A Mad Rush

It wouldn't be long, I knew, before my posts would veer into the discomforting space of black humor, and so here we are. If today's Jeopardy question was Who decided to all die en masse at the end of 2010? my answer would be my relatives.

Seriously, though—This one we saw coming. At my grandfather's funeral a few weeks ago (he was the first to die this December, followed by my grandmother), everyone took notice of the absence of a certain family member, that is, my crazy Great Aunt Theresa. Of course, it's terrible to call someone crazy, even if she was. Perhaps it would be better to call her reclusive Aunt Theresa. Or paranoid Aunt Theresa, since she would never answer the door of her rowhouse in Baltimore City, and it often took the fire department or some other taxpayer-funded solution to get into her house. She lived with my Great Aunt Julie, who died on the glider in the back yard of said rowhouse more than twenty years ago. (It took Great Aunt Theresa, who lived in the same freaking house, two days to discover her. Now that's reclusive and paranoid and crazy.)

Anyway, various relatives in my family have been unofficially charged with keeping an eye on her over the years, to do odd jobs, to bring her to weddings and funerals, and yes, to make sure she was alive. She kept odd hours, going to bed at 3 in the morning and getting up at 4. You could only call at these times or, if it were Sunday, go to the Burger King on Eastern Avenue, because that's where she went on Sundays. But even if you went during the right time or to the right place, you were not always assured of finding her. My cousin, who lived a few blocks over, once had the aforementioned fire department take a ladder up to her window, at which time Theresa opened it and let loose a string of expletives that would make Richard Pryor blush.

But still, when she wasn't at my grandfather's funeral, we blamed it on the relatives shuffle. The old stalwart keepers of Theresa were older or had died, and everyone assumed somebody else would get in touch. It didn't help that she dressed and smelled like a homeless person, so I sure that was more the reason for passing the dutchie on Aunt Theresa.

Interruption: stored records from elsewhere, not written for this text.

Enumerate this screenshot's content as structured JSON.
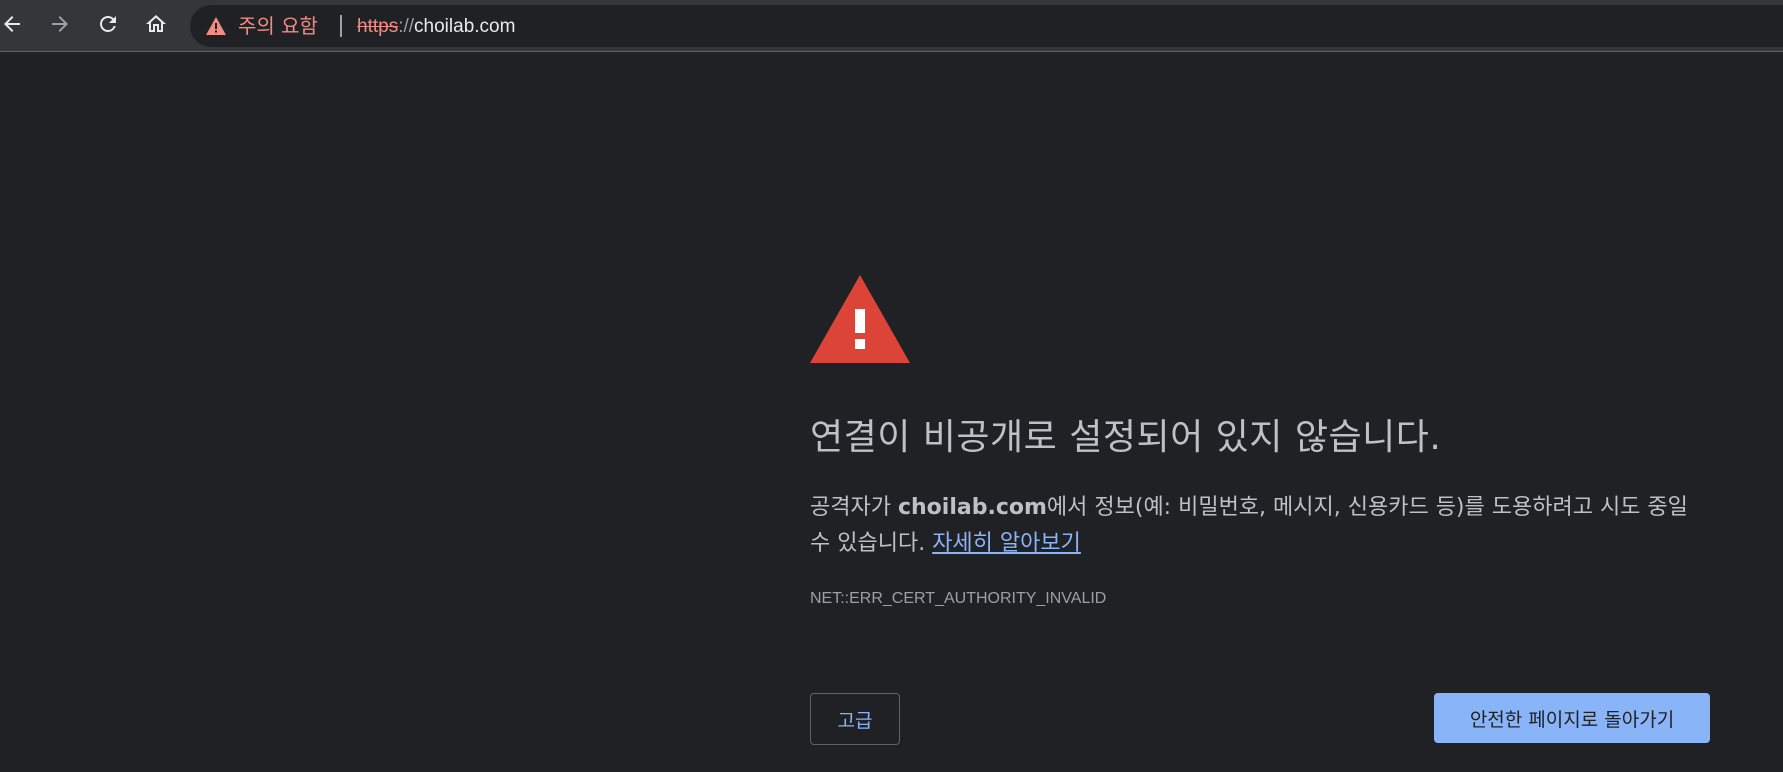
{
  "omnibox": {
    "warning_label": "주의 요함",
    "url_scheme": "https",
    "url_separator": "://",
    "url_host": "choilab.com"
  },
  "interstitial": {
    "heading": "연결이 비공개로 설정되어 있지 않습니다.",
    "message_prefix": "공격자가 ",
    "message_host": "choilab.com",
    "message_suffix": "에서 정보(예: 비밀번호, 메시지, 신용카드 등)를 도용하려고 시도 중일 수 있습니다. ",
    "learn_more": "자세히 알아보기",
    "error_code": "NET::ERR_CERT_AUTHORITY_INVALID",
    "advanced_button": "고급",
    "back_to_safety_button": "안전한 페이지로 돌아가기"
  },
  "icons": {
    "back": "arrow-left-icon",
    "forward": "arrow-right-icon",
    "reload": "reload-icon",
    "home": "home-icon",
    "warning": "warning-triangle-icon"
  },
  "colors": {
    "background": "#202124",
    "toolbar": "#35363a",
    "warning_red": "#f28b82",
    "link_blue": "#8ab4f8",
    "big_warning_red": "#db4437"
  }
}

But something one of my cousins said during the funeral luncheon for my grandfather raised a red flag for me—that Theresa hadn't called him for help to get her heating assistance credit from the city this year. Apparently it wasn't a red flag for him, because no one decided to check on Aunt Theresa until yesterday, a full two weeks after the funeral. Add two weeks to whatever poor Aunt Theresa's time of death was (in a kneeling position by her bed), and, well, you get the picture. Color me surprised.

None of this should really be funny. After all, reclusive or not, Theresa was a sweet woman. She did spend some time in institutions (apparently the result of a bad breakup), but, really, most of the "-ski" side of my family is a few fries short of a Happy Meal. She'd send my brother and me ten dollars each year for our birthday, which she clearly couldn't afford (and we, now a few years' shy of 40, really didn't need). It always came around Christmas, even though our birthdays are in May. I always sent her a thank you card with my phone number, knowing perhaps she would never call. And I did pledge, after the funeral, to try and check on her, although I never did. But I thought about her often, often enough to write a story about her once, and now the rest of the family is frightened of what I will write about them.

They say people die in threes, and the Michalsi-Wysocki clan has hit the trifecta for 2010. Let's hope not every month is like this one, where, instead of a mad rush to the mall, my family made a mad rush to the grave.